──────── Given records ────────

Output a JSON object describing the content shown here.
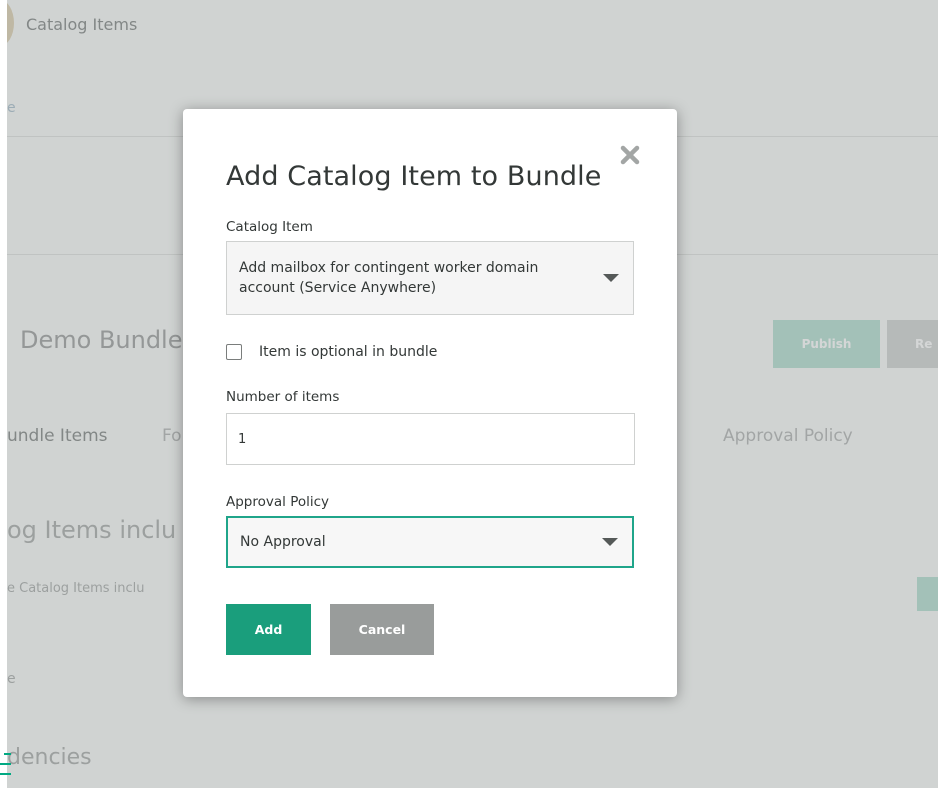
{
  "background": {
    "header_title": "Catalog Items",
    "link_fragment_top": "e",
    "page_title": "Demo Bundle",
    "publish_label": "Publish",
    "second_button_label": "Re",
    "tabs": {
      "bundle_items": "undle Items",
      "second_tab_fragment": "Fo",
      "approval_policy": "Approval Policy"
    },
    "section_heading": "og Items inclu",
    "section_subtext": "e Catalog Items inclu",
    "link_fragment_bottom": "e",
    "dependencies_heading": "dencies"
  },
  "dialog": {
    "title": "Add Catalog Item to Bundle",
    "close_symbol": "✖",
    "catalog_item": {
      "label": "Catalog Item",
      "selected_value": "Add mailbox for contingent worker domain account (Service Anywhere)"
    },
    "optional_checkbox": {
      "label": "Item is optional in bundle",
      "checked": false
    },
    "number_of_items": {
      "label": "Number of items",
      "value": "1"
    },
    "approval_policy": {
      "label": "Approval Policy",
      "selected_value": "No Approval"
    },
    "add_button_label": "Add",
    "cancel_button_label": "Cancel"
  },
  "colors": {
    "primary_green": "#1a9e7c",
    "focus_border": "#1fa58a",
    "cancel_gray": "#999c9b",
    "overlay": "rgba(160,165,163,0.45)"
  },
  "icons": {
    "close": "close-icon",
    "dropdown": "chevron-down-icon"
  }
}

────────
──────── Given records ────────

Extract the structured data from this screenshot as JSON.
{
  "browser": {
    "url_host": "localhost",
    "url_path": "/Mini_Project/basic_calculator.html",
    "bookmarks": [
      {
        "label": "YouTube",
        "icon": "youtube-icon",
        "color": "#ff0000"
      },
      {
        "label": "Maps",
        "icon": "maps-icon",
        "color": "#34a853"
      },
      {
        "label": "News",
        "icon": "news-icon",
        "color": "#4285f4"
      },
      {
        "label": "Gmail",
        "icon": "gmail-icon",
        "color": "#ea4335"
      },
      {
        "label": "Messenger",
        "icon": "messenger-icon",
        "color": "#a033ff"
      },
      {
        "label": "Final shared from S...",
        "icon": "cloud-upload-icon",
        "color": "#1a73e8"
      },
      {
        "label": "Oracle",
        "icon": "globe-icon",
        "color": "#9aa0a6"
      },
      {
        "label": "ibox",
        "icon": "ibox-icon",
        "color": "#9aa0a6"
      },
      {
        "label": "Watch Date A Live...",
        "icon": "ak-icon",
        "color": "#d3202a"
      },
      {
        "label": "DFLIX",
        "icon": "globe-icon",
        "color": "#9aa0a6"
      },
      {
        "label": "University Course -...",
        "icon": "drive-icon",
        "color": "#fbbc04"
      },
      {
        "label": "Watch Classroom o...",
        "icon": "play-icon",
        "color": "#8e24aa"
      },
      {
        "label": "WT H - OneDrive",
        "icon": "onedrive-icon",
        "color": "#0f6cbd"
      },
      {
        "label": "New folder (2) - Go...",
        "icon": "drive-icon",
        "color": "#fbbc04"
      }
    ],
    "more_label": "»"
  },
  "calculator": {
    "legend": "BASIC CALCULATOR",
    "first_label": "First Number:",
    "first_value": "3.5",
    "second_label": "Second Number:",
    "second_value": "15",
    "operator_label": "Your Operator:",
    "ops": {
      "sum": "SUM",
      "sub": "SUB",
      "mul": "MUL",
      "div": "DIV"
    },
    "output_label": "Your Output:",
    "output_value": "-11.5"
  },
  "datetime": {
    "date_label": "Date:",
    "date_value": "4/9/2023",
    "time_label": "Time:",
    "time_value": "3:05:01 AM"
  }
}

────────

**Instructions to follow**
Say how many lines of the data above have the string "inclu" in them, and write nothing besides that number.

**Reply**
2